Head Quarters, Dist of West. Tenn.
Pittsburgh, April 12th, 1862.
GEN. W. T. SHERMAN
I aminstructed by Gen Halleck to detail two Regiments to go on board a Steamer this evening to proceed up the river to Florence and destroy a portion of the bridge there and if practicable cut the Bridge over Bear Creek. 1 The two Gun Boats will accompany. You can select Regiments from your Command to execute this work.
Your Obt Servant
U. S. GRANT
Copies, DLC-USG, V, 1, 2, 3, 86; DNA, RG 393, USG Letters Sent. O.R., I, x, part 2, 102. On April 14, 1862, Brig. Gen. William T. Sherman wrote to Capt. John A. Rawlins. "I have the honor to report, that in obedience to verbal orders from Gen'l Grant, ratified in person by Gen'l Halleck, I embarked on board the Transports, Tecumseh and White Cloud, during the evening of the 12th inst, one hundred men of the 4th Ills Cavalry, under command of Major S. M. Bowman, and the Brigade of General Fry, and escorted by the Gun boats Tyler and Lexington Commanders Gwinn and Shirk, proceeded up the Tennessee River to Chickasaw Landing, where all the troops were disembarked at 7 A. M. the 13th inst.
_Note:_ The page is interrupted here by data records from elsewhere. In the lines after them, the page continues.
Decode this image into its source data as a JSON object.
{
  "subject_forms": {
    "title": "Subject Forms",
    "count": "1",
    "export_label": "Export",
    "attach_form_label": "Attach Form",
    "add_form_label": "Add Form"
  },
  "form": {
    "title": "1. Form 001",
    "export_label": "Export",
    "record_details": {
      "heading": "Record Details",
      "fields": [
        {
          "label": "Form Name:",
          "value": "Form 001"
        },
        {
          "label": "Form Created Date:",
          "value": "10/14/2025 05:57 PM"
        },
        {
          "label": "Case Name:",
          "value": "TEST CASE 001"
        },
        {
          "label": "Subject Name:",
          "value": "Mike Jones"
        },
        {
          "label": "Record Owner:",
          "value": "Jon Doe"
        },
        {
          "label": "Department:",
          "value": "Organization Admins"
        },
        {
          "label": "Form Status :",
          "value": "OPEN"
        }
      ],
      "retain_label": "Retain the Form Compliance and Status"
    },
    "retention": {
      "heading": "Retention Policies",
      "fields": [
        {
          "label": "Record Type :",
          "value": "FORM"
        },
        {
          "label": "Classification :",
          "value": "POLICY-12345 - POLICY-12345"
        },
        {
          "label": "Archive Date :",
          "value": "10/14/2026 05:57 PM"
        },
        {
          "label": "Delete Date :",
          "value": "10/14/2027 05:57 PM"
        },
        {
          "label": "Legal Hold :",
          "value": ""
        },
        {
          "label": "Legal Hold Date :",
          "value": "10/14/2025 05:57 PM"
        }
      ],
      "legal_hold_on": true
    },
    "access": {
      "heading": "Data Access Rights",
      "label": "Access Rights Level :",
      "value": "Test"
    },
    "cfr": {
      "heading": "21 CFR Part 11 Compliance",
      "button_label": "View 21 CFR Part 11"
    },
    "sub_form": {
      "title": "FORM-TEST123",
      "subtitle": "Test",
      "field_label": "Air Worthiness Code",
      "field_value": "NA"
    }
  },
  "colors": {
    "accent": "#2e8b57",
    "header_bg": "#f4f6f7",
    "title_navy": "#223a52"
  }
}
By my orders Maj. Bowman proceeded rapidly on the road to Iuca, the enemy's pickets retreating before him, and destroying themselves by fire a Road bridge across Bear Creek, which I had ordered Gen'l Fry to destroy to secure the right flank of the movement on the Bear Creek Bridge. This Bridge about 7 miles from Chickasaw being destroyed, Major Bowman proceeded rapidly up the road 8 miles further, and on approaching the Railroad bridge across Bear Creek hefound it guarded by the enemy. He dismounted his men and advanced along the track with flankers in the swampy ground, and drove the enemy from the Bridge into the cut beyond, and from that to the West. Then with axes which had been provided he began the destruction of the trustle work to the west east of the Bridge, and with fire destroyed the Bridge itself. This latter consisted of two spans of 110 ft. each, which were burned and fell into the River. With axes and fire he destroyed three pieces of trustle work of an aggregate length of 500 feet, also tearing down about half a mile of telegraph wire rolling it up, and throwing it into the River. He gathered ties and other timber, made bon-fires and piled on them the Railroad Iron, so as to bend it and render it useless for future repairs. Whilst so employed the head of General Fry's column of Infantry arrived and assisted in